President Boris Yeltsin, who celebrated his 67th birthday on February 1, told a meeting of media bosses in the Kremlin last week that he did not want to infringe the constitution and was not, therefore, planning to run for a third term. Yeltsin said that he did have someone in mind to succeed him, but has told no one of his choice. "Even the candidate does not know. He may dream about it, but he doesn’t know," Yeltsin said. (RTR, January 30)
Presidential elections are not due until July 2000, but speculation is already raging over likely candidates. At the end of each week, "Itogi" television program host Yevgeny Kiselev tells viewers who would be elected if the elections were held that day. Last week, for example, Communist leader Gennady Zyuganov was ahead with 18 percent. The non-Communist vote in that "running" was divided: Boris Nemtsov with 12 percent, Yury Luzhkov and Aleksandr Lebed both with 11 percent, and Grigory Yavlinsky with 8 percent. (NTV, February 1)

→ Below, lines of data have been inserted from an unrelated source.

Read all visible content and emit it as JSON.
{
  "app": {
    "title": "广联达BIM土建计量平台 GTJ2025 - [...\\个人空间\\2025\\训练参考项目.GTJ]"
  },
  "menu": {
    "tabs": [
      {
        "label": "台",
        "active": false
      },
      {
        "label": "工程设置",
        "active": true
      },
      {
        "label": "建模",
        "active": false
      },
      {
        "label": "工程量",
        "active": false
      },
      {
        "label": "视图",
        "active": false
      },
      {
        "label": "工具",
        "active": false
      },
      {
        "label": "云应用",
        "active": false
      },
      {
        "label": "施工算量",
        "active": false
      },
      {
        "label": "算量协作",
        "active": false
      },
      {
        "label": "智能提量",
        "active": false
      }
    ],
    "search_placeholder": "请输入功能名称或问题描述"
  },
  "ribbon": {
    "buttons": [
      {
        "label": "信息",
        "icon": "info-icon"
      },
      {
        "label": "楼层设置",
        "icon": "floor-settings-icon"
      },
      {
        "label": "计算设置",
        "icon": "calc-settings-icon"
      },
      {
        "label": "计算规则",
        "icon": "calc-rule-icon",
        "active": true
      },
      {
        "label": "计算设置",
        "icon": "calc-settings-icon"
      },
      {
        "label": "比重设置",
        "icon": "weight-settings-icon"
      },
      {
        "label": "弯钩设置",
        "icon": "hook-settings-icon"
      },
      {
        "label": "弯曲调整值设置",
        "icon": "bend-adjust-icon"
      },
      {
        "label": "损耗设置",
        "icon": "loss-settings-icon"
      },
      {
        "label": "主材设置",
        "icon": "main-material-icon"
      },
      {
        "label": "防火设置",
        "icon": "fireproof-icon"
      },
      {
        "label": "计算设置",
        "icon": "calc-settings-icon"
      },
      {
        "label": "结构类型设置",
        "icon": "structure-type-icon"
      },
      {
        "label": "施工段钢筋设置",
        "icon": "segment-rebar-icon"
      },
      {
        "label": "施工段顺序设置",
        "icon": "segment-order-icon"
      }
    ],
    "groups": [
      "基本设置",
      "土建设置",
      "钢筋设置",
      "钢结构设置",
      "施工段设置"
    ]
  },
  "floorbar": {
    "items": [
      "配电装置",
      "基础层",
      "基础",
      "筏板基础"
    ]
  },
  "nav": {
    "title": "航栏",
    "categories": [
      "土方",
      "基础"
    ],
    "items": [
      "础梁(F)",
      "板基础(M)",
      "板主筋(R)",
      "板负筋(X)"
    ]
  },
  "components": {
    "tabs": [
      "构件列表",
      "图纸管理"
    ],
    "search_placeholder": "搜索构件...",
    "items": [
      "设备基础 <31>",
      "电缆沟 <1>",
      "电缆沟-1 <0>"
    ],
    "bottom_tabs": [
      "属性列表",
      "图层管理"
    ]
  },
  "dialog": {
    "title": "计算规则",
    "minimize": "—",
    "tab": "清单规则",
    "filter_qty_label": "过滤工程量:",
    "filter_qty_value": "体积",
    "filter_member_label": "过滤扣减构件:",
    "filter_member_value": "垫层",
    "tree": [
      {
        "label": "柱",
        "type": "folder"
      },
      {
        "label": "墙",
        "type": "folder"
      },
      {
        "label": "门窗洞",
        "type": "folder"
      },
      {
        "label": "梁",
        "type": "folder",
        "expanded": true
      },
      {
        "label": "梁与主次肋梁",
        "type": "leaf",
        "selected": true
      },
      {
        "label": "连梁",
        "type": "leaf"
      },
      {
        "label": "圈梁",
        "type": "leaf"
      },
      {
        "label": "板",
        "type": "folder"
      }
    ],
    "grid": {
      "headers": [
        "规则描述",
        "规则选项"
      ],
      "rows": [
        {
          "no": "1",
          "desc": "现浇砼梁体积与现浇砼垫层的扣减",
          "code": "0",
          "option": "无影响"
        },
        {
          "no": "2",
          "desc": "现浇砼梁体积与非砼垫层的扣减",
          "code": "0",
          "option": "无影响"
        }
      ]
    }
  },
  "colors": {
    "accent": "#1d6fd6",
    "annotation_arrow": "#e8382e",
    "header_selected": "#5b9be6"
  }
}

Two weeks ago, the State Duma asked the Constitutional Court for a ruling on whether Article 92 of the Russian constitution would permit Yeltsin to run for a third term. Moscow insiders say the Court is unlikely to deliver judgment any time soon — to avoid further intensifying the jockeying between Moscow’s political and financial clans. Insiders divide potential candidates into two groups. First are those (such as Prime Minister Viktor Chernomyrdin) they think capable of governing the country but unlikely to appeal to voters. Second are those (such as Aleksandr Lebed) seen as electable but unlikely to be able to manage the economy. At present, only Moscow Mayor Yury Luzhkov is perceived as falling into both categories.
Yeltsin and Chernomyrdin Downplay Reshuffle Rumors.